The Study of Antiviral Compounds in Volunteers
This chapter is solely concerned with respiratory virus infections. Most of these are mild, self-limiting, and clinically ill-defined. It is perhaps fortunate that the infections which are the most difficult to assess under natural conditions are also ethically admissible for human experiments. Common colds, for example, generally have a sporadic incidence, are difficult to assign to particular infecting agents without laboratory help and much delay, and in addition cannot conveniently be studied in animal models. Hence the program of study of a potential antirhinovirus drug is conventionally that of laboratory experiment, toxicological and pharmacological testing in animals and man, and testing in volunteers who are deliberately infected with individual rhinoviruses.
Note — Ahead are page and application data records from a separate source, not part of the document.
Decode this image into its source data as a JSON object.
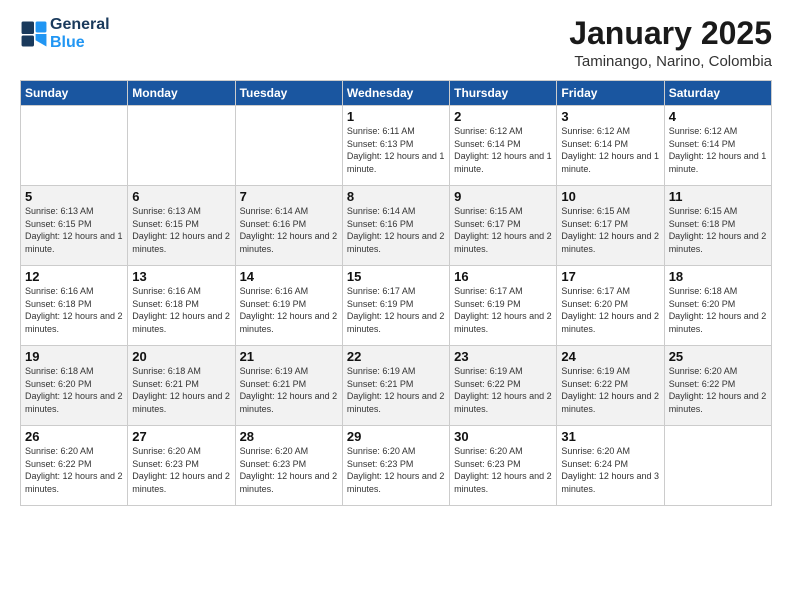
{
  "header": {
    "logo_line1": "General",
    "logo_line2": "Blue",
    "month_title": "January 2025",
    "subtitle": "Taminango, Narino, Colombia"
  },
  "days_of_week": [
    "Sunday",
    "Monday",
    "Tuesday",
    "Wednesday",
    "Thursday",
    "Friday",
    "Saturday"
  ],
  "weeks": [
    [
      {
        "day": "",
        "text": ""
      },
      {
        "day": "",
        "text": ""
      },
      {
        "day": "",
        "text": ""
      },
      {
        "day": "1",
        "text": "Sunrise: 6:11 AM\nSunset: 6:13 PM\nDaylight: 12 hours and 1 minute."
      },
      {
        "day": "2",
        "text": "Sunrise: 6:12 AM\nSunset: 6:14 PM\nDaylight: 12 hours and 1 minute."
      },
      {
        "day": "3",
        "text": "Sunrise: 6:12 AM\nSunset: 6:14 PM\nDaylight: 12 hours and 1 minute."
      },
      {
        "day": "4",
        "text": "Sunrise: 6:12 AM\nSunset: 6:14 PM\nDaylight: 12 hours and 1 minute."
      }
    ],
    [
      {
        "day": "5",
        "text": "Sunrise: 6:13 AM\nSunset: 6:15 PM\nDaylight: 12 hours and 1 minute."
      },
      {
        "day": "6",
        "text": "Sunrise: 6:13 AM\nSunset: 6:15 PM\nDaylight: 12 hours and 2 minutes."
      },
      {
        "day": "7",
        "text": "Sunrise: 6:14 AM\nSunset: 6:16 PM\nDaylight: 12 hours and 2 minutes."
      },
      {
        "day": "8",
        "text": "Sunrise: 6:14 AM\nSunset: 6:16 PM\nDaylight: 12 hours and 2 minutes."
      },
      {
        "day": "9",
        "text": "Sunrise: 6:15 AM\nSunset: 6:17 PM\nDaylight: 12 hours and 2 minutes."
      },
      {
        "day": "10",
        "text": "Sunrise: 6:15 AM\nSunset: 6:17 PM\nDaylight: 12 hours and 2 minutes."
      },
      {
        "day": "11",
        "text": "Sunrise: 6:15 AM\nSunset: 6:18 PM\nDaylight: 12 hours and 2 minutes."
      }
    ],
    [
      {
        "day": "12",
        "text": "Sunrise: 6:16 AM\nSunset: 6:18 PM\nDaylight: 12 hours and 2 minutes."
      },
      {
        "day": "13",
        "text": "Sunrise: 6:16 AM\nSunset: 6:18 PM\nDaylight: 12 hours and 2 minutes."
      },
      {
        "day": "14",
        "text": "Sunrise: 6:16 AM\nSunset: 6:19 PM\nDaylight: 12 hours and 2 minutes."
      },
      {
        "day": "15",
        "text": "Sunrise: 6:17 AM\nSunset: 6:19 PM\nDaylight: 12 hours and 2 minutes."
      },
      {
        "day": "16",
        "text": "Sunrise: 6:17 AM\nSunset: 6:19 PM\nDaylight: 12 hours and 2 minutes."
      },
      {
        "day": "17",
        "text": "Sunrise: 6:17 AM\nSunset: 6:20 PM\nDaylight: 12 hours and 2 minutes."
      },
      {
        "day": "18",
        "text": "Sunrise: 6:18 AM\nSunset: 6:20 PM\nDaylight: 12 hours and 2 minutes."
      }
    ],
    [
      {
        "day": "19",
        "text": "Sunrise: 6:18 AM\nSunset: 6:20 PM\nDaylight: 12 hours and 2 minutes."
      },
      {
        "day": "20",
        "text": "Sunrise: 6:18 AM\nSunset: 6:21 PM\nDaylight: 12 hours and 2 minutes."
      },
      {
        "day": "21",
        "text": "Sunrise: 6:19 AM\nSunset: 6:21 PM\nDaylight: 12 hours and 2 minutes."
      },
      {
        "day": "22",
        "text": "Sunrise: 6:19 AM\nSunset: 6:21 PM\nDaylight: 12 hours and 2 minutes."
      },
      {
        "day": "23",
        "text": "Sunrise: 6:19 AM\nSunset: 6:22 PM\nDaylight: 12 hours and 2 minutes."
      },
      {
        "day": "24",
        "text": "Sunrise: 6:19 AM\nSunset: 6:22 PM\nDaylight: 12 hours and 2 minutes."
      },
      {
        "day": "25",
        "text": "Sunrise: 6:20 AM\nSunset: 6:22 PM\nDaylight: 12 hours and 2 minutes."
      }
    ],
    [
      {
        "day": "26",
        "text": "Sunrise: 6:20 AM\nSunset: 6:22 PM\nDaylight: 12 hours and 2 minutes."
      },
      {
        "day": "27",
        "text": "Sunrise: 6:20 AM\nSunset: 6:23 PM\nDaylight: 12 hours and 2 minutes."
      },
      {
        "day": "28",
        "text": "Sunrise: 6:20 AM\nSunset: 6:23 PM\nDaylight: 12 hours and 2 minutes."
      },
      {
        "day": "29",
        "text": "Sunrise: 6:20 AM\nSunset: 6:23 PM\nDaylight: 12 hours and 2 minutes."
      },
      {
        "day": "30",
        "text": "Sunrise: 6:20 AM\nSunset: 6:23 PM\nDaylight: 12 hours and 2 minutes."
      },
      {
        "day": "31",
        "text": "Sunrise: 6:20 AM\nSunset: 6:24 PM\nDaylight: 12 hours and 3 minutes."
      },
      {
        "day": "",
        "text": ""
      }
    ]
  ]
}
Influenza tends to differ somewhat in that it has a wide host range in many animals, some of which can be used in laboratory experiments (Chapter 1, Volume I), and also in the fact that it produces recognizable clinical patterns in man during the course of epidemics (Chapter 1). Nevertheless, there are wide differences in the virulence of influenza viruses for man and animals, 1 and the unpredictability of outbreaks in nature makes the standard epidemiological trial a very hazardous undertaking (Chapter 3).